* [WORK REQUEST]:
In the entries that follow, find each line with the word "Sayısı" and copy it.

++++ LISTED ENTRIES

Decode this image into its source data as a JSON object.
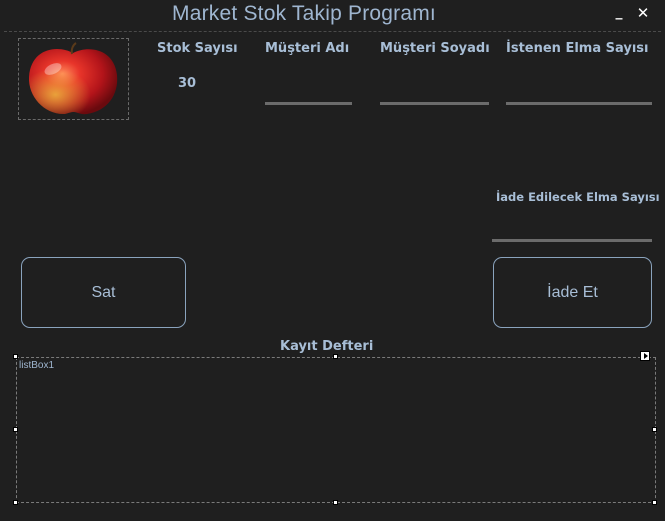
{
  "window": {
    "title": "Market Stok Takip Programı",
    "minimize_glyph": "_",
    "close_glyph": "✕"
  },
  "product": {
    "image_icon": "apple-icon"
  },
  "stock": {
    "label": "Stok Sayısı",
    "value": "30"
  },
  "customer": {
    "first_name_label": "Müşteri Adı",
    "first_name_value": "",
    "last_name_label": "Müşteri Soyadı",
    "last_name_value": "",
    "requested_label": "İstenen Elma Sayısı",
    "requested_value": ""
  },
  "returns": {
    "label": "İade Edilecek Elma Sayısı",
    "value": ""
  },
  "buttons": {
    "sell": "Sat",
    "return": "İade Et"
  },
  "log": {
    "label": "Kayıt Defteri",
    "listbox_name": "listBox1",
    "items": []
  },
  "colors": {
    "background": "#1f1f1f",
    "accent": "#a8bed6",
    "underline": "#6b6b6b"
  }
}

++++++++
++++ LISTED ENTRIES

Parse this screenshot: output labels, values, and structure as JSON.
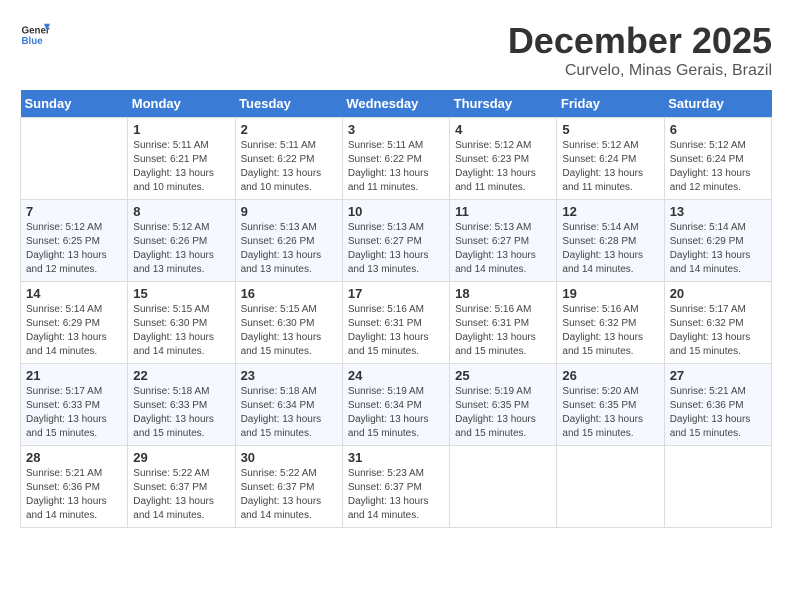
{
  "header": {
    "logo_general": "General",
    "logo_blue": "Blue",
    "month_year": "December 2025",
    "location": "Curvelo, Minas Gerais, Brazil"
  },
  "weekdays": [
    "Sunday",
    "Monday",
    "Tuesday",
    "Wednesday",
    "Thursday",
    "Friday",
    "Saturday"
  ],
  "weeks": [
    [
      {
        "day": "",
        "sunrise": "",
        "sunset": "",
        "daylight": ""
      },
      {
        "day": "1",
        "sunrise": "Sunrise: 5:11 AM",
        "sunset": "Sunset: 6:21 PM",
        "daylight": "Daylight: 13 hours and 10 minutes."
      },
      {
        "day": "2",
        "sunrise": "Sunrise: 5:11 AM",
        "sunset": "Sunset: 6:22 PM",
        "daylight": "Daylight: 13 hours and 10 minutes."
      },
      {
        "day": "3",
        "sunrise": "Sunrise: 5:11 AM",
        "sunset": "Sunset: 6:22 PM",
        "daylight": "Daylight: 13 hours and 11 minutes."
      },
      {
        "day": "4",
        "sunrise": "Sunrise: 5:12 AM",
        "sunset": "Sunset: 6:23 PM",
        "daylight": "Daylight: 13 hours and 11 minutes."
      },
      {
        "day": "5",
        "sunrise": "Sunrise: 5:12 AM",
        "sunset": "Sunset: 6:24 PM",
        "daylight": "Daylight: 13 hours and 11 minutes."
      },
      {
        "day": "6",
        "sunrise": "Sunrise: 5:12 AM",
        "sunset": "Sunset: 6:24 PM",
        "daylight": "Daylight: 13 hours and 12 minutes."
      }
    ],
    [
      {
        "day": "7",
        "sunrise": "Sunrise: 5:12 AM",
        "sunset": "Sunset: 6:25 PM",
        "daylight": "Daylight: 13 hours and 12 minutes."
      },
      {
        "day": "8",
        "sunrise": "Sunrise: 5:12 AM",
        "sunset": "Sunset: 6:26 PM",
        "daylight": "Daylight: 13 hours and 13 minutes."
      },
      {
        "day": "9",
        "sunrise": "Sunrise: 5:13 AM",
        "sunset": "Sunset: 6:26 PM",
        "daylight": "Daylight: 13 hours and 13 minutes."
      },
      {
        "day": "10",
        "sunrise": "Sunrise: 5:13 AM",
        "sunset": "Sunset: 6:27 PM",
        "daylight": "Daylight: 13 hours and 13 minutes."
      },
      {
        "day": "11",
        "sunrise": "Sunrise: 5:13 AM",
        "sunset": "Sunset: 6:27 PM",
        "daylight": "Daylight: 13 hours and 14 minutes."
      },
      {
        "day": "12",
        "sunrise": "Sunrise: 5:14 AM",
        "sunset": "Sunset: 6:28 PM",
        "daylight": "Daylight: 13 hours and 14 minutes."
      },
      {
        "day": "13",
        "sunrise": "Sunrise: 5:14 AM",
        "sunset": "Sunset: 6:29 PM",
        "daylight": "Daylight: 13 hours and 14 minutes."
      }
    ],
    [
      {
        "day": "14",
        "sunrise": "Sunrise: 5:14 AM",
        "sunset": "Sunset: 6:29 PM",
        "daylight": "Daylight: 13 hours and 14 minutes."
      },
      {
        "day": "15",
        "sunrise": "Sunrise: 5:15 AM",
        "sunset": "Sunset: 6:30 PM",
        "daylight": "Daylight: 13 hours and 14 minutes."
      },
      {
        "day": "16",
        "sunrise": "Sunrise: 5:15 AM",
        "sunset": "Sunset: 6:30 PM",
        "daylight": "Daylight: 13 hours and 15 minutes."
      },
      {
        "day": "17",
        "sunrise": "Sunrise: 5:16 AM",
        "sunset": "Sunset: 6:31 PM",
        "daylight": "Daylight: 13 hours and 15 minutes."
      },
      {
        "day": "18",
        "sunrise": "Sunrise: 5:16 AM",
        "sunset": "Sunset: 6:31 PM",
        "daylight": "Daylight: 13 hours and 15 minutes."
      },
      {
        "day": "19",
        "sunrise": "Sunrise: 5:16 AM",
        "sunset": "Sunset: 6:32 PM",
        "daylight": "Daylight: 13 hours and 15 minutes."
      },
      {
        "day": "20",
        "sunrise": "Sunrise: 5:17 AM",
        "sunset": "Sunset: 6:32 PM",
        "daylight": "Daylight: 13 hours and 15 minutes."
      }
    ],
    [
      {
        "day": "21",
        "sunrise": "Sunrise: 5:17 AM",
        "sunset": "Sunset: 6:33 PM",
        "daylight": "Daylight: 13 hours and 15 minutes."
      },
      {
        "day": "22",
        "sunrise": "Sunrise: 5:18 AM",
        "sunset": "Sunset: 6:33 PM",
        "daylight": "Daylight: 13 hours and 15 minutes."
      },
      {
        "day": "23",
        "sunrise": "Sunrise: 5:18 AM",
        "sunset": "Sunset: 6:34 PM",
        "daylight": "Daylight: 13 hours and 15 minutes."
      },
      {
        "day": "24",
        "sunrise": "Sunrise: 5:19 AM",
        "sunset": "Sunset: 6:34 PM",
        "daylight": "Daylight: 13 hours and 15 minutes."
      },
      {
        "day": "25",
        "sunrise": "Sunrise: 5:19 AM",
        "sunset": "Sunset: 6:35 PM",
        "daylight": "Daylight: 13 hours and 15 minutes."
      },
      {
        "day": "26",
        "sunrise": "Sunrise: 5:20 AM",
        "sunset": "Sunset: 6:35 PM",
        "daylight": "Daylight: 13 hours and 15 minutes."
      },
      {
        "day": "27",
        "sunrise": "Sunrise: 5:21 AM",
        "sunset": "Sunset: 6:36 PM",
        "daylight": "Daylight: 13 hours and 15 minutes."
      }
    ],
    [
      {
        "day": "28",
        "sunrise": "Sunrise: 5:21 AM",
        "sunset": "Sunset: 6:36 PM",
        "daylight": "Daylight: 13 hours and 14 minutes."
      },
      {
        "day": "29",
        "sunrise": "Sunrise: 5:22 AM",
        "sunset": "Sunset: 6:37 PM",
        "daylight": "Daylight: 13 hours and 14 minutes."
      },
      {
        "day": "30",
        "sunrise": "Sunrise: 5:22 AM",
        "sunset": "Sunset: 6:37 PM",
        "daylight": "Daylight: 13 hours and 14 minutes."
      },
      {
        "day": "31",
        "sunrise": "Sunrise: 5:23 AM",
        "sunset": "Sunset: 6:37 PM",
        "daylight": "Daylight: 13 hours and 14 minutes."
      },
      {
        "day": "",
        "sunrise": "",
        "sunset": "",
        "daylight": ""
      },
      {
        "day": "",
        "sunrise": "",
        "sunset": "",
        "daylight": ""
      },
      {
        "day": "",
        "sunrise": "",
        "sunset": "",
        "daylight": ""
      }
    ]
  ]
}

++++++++

* [ANSWER TO THE EXERCISE]:
    "label": "Stok Sayısı",
    "requested_label": "İstenen Elma Sayısı",
    "label": "İade Edilecek Elma Sayısı",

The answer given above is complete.